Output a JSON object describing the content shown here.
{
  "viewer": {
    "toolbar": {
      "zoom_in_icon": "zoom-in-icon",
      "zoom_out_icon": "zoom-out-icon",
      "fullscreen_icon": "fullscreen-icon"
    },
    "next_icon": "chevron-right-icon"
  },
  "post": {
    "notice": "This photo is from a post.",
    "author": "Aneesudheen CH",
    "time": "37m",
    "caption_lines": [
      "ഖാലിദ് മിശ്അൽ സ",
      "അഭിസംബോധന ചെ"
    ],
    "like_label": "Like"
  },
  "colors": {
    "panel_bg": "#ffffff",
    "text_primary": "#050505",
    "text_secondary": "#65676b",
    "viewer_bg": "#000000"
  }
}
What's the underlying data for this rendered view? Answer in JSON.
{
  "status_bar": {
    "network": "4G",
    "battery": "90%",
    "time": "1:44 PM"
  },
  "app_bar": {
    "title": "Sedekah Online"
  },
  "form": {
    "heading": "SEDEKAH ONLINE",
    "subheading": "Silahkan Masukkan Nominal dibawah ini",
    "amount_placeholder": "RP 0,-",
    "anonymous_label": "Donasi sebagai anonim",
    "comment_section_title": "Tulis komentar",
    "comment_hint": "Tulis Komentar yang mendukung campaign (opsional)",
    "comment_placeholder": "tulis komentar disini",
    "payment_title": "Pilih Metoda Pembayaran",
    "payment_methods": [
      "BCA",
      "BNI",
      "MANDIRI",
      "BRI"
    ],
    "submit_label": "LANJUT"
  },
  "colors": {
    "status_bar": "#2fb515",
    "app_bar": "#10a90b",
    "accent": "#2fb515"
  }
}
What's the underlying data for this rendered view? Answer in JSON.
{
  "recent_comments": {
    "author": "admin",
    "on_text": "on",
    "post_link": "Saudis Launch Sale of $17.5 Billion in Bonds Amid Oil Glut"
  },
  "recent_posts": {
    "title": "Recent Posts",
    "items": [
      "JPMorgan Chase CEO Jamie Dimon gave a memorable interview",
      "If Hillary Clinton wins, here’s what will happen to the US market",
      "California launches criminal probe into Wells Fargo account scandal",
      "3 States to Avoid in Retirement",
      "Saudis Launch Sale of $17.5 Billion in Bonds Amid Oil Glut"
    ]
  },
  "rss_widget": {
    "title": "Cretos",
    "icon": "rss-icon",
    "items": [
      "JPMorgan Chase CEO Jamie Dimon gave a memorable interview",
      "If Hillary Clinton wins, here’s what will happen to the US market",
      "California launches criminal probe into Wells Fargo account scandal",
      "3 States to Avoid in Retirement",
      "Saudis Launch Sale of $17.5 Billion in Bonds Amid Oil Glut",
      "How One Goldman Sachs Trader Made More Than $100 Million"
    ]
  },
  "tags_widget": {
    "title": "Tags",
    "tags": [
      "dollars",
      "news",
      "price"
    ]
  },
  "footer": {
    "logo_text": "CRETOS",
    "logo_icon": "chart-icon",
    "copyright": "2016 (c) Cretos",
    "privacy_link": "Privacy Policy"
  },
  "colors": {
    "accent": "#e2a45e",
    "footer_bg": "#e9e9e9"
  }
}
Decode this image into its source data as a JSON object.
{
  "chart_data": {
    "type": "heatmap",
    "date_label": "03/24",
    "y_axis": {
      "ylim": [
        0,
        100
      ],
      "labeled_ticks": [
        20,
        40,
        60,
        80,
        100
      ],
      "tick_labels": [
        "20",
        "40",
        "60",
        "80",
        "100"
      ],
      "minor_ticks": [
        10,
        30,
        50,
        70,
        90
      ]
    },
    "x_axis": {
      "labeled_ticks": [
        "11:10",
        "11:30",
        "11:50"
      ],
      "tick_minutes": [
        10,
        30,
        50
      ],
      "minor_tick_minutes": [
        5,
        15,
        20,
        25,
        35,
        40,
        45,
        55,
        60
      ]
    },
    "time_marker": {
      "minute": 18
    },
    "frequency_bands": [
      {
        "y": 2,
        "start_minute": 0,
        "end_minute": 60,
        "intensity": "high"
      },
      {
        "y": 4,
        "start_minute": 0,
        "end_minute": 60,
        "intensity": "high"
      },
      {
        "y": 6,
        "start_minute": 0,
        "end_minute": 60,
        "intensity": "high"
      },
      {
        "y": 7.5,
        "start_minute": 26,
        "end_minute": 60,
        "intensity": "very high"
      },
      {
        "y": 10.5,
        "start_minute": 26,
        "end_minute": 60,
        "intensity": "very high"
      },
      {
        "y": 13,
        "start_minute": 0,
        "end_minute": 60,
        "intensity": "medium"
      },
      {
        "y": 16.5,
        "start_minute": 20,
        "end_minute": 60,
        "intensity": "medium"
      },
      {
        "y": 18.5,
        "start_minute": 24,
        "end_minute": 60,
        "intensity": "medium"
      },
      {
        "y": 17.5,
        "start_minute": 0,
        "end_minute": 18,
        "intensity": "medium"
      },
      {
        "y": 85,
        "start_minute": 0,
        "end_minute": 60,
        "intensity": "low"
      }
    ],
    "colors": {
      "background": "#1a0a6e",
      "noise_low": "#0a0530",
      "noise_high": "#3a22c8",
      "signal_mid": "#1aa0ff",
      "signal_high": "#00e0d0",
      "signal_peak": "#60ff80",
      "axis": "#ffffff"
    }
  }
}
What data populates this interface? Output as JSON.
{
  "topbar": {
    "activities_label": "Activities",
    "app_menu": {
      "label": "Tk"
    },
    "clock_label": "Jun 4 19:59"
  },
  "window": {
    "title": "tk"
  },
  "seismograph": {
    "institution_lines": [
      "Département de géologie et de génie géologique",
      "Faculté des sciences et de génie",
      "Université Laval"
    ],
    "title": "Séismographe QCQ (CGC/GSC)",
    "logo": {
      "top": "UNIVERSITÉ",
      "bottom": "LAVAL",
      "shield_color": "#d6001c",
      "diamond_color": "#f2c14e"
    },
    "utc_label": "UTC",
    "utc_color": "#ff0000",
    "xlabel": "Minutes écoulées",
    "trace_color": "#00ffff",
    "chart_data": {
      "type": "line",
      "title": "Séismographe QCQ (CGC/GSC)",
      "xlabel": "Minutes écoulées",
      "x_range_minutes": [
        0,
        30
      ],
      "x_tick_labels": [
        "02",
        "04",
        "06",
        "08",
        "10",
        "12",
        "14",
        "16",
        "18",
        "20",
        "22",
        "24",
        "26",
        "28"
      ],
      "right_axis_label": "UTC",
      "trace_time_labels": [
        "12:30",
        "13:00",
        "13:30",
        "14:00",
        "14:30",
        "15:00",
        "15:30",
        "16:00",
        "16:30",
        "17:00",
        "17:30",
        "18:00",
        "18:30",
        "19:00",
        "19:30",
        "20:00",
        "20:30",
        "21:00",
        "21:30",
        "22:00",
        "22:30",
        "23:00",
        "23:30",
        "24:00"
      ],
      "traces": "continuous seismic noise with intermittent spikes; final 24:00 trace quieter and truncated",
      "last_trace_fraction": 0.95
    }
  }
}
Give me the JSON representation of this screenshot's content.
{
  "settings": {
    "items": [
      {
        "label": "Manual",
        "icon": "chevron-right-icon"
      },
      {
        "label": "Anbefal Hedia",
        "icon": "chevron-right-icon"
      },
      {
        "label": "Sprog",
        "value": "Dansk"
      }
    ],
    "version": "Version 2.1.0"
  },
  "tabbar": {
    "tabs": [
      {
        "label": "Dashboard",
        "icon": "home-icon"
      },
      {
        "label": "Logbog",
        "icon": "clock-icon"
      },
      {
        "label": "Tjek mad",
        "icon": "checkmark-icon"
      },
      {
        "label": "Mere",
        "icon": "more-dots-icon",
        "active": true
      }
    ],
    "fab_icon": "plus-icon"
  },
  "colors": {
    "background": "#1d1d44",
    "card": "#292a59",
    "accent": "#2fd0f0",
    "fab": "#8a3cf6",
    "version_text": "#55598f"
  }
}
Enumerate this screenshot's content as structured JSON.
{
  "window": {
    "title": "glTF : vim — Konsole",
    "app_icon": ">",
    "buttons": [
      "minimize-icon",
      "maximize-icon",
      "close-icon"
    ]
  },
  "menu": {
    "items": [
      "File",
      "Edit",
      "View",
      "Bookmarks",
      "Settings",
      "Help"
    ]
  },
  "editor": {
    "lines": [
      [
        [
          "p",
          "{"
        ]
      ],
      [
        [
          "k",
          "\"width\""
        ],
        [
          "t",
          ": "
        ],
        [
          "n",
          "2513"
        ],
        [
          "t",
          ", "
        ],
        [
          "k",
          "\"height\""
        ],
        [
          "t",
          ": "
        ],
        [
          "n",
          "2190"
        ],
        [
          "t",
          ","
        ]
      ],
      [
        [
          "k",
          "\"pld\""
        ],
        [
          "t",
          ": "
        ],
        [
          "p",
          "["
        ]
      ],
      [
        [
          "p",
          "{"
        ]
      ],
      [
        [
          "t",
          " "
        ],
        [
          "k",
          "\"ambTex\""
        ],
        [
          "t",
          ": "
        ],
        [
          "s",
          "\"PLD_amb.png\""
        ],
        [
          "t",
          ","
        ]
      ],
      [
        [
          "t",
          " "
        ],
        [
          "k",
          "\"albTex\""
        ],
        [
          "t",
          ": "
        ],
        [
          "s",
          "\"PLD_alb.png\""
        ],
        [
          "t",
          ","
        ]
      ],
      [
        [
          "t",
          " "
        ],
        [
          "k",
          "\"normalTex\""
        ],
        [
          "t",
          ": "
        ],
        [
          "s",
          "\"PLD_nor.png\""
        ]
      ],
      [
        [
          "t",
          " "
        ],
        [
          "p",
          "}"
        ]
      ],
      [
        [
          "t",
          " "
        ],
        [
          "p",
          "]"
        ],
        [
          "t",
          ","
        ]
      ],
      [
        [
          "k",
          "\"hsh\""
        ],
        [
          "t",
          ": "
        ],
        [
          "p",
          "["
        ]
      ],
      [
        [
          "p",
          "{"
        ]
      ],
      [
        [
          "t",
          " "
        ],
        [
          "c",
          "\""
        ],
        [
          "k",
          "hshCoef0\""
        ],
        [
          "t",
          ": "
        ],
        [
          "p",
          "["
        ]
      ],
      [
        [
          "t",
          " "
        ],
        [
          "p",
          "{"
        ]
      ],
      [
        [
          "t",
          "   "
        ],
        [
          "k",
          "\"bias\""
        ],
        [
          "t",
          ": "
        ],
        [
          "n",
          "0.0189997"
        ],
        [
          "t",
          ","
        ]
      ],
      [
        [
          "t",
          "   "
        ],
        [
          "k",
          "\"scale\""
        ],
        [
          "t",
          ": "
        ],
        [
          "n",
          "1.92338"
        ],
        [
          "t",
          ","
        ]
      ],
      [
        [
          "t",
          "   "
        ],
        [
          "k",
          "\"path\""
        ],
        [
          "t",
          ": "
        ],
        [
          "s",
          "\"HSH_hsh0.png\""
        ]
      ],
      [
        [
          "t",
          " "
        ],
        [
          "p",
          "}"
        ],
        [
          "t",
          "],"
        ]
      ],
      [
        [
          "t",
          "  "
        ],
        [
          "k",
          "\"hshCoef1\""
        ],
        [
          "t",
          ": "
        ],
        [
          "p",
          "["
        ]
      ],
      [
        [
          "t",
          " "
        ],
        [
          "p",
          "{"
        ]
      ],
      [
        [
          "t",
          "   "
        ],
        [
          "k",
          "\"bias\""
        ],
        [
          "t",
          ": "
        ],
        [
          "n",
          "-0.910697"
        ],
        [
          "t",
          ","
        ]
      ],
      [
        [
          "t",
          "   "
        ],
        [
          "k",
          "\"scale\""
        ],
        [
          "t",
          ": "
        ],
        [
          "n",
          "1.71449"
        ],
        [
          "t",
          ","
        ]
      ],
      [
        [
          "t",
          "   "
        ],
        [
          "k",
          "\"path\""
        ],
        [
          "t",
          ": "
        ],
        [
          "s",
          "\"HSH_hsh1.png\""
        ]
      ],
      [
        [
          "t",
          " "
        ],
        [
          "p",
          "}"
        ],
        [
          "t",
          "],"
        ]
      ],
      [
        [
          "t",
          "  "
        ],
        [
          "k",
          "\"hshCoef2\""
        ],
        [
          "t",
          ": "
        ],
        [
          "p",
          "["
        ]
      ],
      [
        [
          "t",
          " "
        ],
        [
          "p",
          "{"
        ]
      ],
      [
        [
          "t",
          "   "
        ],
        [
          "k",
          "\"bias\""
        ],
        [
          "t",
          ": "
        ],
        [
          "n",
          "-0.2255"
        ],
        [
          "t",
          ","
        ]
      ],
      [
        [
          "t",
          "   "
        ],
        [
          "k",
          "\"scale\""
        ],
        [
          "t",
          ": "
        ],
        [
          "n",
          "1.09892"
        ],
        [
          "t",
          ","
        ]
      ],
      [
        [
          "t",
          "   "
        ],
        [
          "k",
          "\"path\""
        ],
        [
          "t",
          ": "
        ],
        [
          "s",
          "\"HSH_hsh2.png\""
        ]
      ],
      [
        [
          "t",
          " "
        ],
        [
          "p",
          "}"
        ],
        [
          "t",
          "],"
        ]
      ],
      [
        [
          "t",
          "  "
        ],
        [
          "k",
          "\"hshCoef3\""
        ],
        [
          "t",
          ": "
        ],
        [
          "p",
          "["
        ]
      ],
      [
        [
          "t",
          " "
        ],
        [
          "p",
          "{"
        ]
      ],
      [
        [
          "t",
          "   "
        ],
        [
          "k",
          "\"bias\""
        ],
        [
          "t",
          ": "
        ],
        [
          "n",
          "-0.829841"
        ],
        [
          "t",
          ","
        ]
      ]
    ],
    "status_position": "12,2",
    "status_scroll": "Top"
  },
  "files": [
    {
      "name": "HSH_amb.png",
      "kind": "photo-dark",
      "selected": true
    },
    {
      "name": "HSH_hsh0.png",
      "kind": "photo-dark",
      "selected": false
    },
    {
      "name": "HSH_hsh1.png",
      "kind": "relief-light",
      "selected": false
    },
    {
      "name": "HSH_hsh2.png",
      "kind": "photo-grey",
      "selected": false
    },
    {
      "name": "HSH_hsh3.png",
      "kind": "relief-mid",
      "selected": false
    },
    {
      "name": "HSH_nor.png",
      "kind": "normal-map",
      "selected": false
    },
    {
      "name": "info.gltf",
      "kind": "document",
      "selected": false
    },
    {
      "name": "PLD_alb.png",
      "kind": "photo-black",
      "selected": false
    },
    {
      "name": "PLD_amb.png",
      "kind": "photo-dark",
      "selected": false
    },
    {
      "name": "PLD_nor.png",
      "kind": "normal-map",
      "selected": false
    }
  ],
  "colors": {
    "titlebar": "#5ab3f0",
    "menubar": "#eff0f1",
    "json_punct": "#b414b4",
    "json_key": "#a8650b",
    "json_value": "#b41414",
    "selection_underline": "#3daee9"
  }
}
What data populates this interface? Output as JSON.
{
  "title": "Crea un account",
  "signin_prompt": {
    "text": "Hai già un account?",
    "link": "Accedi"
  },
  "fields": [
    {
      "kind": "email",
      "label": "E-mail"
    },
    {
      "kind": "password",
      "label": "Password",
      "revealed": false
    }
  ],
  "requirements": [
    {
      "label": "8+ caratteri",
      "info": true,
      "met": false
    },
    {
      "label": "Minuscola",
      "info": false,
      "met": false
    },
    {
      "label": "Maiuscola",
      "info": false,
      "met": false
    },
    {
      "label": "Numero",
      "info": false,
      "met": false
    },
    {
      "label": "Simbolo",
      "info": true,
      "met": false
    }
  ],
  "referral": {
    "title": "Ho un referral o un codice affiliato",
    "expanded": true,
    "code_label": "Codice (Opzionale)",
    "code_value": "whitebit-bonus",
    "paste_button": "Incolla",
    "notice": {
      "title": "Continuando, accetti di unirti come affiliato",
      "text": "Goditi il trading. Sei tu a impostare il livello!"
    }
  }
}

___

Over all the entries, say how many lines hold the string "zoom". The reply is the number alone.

### ANSWER SPACE
2